As it seems, the project was extremely controversial from the start and attacked by environmental groups, politicians, and antiwar groups who were concerned about the effects of high ground currents and electromagnetic fields on the environment. The Navy eventually abandoned the project, but proposed some more mild variants. Both Project Seafarer (1975) and Austere ELF (1978) were shut down once again, until Project ELF (1981) was finally approved. Senator Gaylor Nelson, Democrat of Wisconsin, had fought the project for five years, and finally in 1973 went on the record saying,” The expenditure of $57‐million for development of Project Sanguine has been a tragic waste of the taxpayers’ money”. In 1995, Russ Feingold submitted a bill to congress to shut down project ELF entirely (Feingold). Ultimately, the Project was reviewed, and on September 30, 2004, the Navy determined that due to the collapse of the USSR in 1991, there need for nuclear deterrence was not as extreme, and was deemed outdated and unnecessary (The Nuclear Resister).
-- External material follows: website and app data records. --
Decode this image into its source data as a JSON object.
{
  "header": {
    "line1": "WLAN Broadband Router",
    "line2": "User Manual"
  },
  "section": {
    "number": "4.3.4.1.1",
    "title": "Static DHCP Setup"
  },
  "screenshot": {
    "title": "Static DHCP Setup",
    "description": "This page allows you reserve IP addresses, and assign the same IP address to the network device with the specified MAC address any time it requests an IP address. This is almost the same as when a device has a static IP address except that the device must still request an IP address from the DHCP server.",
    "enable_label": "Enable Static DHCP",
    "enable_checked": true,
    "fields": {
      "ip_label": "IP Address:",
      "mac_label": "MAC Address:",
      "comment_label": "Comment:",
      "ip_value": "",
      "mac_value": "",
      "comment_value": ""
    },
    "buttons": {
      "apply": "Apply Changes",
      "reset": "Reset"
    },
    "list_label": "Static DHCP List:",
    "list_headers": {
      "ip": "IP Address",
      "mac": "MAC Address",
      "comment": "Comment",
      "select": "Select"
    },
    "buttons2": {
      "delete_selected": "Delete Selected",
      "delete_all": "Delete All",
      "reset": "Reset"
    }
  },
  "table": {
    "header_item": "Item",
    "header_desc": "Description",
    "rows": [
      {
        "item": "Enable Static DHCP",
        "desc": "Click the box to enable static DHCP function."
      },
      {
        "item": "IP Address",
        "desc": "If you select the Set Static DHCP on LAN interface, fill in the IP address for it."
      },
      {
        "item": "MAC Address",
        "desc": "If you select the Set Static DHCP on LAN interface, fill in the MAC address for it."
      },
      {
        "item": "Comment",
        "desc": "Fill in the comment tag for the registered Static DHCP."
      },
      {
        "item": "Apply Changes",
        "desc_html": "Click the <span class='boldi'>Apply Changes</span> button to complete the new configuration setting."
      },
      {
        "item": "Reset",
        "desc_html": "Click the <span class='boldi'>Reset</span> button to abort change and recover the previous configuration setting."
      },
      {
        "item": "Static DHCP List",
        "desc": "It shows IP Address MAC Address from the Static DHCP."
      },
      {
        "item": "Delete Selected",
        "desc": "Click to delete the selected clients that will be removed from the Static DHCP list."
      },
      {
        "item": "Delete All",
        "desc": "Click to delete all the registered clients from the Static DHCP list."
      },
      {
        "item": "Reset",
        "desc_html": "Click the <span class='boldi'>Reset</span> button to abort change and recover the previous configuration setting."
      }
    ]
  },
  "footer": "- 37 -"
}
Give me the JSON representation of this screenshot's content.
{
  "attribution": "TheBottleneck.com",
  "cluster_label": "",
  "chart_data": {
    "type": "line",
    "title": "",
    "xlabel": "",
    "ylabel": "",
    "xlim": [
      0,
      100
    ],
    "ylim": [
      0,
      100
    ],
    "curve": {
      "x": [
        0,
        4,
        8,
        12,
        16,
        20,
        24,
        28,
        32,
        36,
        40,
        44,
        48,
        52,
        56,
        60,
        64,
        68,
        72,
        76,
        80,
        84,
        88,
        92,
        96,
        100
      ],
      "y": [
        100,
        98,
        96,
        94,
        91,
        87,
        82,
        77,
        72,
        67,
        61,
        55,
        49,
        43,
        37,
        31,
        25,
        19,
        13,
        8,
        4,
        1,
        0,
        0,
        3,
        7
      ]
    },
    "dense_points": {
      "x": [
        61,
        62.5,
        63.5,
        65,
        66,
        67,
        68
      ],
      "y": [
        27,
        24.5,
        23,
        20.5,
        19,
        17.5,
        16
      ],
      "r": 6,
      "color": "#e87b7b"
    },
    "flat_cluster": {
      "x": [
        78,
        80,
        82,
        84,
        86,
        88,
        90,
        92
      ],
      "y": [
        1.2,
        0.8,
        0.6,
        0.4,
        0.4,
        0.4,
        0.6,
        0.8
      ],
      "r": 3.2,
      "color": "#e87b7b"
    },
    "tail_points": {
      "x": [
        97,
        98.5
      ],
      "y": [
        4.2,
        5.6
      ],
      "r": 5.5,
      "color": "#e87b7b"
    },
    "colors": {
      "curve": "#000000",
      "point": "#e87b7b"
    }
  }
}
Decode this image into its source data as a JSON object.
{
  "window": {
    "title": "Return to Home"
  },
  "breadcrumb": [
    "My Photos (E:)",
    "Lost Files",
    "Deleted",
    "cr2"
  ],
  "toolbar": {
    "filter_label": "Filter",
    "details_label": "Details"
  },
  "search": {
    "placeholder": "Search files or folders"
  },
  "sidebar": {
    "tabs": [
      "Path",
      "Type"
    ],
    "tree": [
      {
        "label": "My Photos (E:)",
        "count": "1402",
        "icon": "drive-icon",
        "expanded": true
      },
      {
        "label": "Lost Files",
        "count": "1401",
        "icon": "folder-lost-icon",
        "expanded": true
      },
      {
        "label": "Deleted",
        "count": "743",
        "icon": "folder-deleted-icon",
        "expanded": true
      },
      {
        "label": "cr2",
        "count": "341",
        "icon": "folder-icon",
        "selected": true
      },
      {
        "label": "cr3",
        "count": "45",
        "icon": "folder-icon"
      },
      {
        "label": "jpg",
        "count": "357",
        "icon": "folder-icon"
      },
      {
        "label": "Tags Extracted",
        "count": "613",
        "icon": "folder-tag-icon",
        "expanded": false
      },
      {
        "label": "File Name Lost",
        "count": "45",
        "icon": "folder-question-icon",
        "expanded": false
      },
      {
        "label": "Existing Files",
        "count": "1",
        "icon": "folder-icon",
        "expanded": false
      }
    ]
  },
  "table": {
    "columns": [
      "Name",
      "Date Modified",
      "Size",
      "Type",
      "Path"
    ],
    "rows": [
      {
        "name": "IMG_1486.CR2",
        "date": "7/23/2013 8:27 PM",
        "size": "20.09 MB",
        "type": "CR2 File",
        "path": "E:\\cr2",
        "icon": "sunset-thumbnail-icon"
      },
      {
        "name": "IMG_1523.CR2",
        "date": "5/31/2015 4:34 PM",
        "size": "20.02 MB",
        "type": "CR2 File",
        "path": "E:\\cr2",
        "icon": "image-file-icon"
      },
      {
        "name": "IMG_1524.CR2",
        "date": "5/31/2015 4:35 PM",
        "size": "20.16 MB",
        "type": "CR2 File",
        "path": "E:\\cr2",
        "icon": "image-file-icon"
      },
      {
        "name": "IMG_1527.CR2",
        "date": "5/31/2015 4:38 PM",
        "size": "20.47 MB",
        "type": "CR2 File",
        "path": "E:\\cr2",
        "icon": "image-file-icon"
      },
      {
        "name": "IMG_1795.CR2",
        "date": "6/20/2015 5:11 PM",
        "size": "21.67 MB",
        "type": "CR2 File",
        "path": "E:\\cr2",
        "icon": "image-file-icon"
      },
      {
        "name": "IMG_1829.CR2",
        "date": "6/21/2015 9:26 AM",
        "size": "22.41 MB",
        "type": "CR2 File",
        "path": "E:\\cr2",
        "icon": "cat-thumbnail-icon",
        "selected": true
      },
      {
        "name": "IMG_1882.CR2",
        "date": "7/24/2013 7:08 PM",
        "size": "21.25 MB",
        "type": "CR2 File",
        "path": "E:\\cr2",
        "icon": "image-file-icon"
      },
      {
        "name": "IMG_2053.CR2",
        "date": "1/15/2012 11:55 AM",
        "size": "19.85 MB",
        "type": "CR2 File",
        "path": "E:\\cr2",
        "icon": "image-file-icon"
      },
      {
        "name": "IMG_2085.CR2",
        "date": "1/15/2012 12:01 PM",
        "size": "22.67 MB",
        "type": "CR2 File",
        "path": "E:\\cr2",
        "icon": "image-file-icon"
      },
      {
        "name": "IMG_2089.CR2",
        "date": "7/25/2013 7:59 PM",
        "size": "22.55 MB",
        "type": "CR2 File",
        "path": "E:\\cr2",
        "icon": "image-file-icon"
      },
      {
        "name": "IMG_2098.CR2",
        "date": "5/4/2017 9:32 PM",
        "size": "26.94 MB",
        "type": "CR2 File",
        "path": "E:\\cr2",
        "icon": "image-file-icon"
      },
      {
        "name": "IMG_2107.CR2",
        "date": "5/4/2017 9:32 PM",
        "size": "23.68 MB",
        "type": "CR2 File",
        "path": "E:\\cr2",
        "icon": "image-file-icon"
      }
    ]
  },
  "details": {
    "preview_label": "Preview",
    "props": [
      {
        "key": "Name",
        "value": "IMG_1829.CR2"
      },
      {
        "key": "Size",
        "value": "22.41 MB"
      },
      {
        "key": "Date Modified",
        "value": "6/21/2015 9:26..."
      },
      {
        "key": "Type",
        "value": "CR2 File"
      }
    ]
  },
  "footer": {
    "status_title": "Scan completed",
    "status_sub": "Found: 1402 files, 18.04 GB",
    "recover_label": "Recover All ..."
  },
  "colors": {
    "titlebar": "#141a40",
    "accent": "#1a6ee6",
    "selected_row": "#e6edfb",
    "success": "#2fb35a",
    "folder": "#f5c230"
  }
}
After years of fighting and appealing, Project Sanguine was ultimately dropped by the US Navy, but had three more proposed projects to replace it. Ultimately, Project ELF was launched and grew roots in Northern Wisconsin and the Upper Peninsula of Michigan, but being that there were six communication systems set up for communicating with submerged vessels, the project was ultimately shut down in 2004.
- Booker, H. G. and N. R. C. Summary Statement of the Ad Hoc Panel on Sanguine, Department of Defense, Defense Technical Information Center. 1972.
- Feingold, Russ. (1995). “Extremely Low Frequency Communication System Termination and Deficit Reduction Act“. Congressional Record – Senate – January 4, 1995 141.1: S231- S232.
- Kruger, Bodo. Project Sanguine, FBM Command and Control Communications. Department of the Navy, Electronic Systems Command. 1972.
- The Nuclear Resister. (2004). “Project ELF Closes“. The Nuclear Resister: 135.
- “Extremely Low Frequency Transmitter Site Clam Lake, WI.” (2001). The United States Navy Fact File.
- Manaugh, Geoff. “Project Sanguine and the Dead Hand.” BLDGBLOG, 4 May 2017,
- Millett, Allan Reed., and Peter Maslowski. For the Common Defense: A Military History of the United States of America. New York: Free, 1994.
- “PROJECT SANGUINE IS DEBATED AGAIN.” The New York Times, The New York Times, 15 June 1975,
- Special, Anthony Ripley. “PROJECT SANGUINE IS SET BACK AGAIN.” The New York Times, The New York Times, 28 Nov. 1973,
- Sonnenberg, Mike. “Project Sanguine In The Upper Peninsula.” Lost In Michigan, 10 Feb. 2019,
- Stromberg, Joseph. “Why the US Navy Once Wanted to Turn Wisconsin into the World’s Largest Antenna.” Vox, Vox, 10 Apr. 2015,
- Webbe, Stephen. (13, Oct 1981) Navy gets go-ahead for new sub communication system. The Christian Science Monitor [Boston, Mass].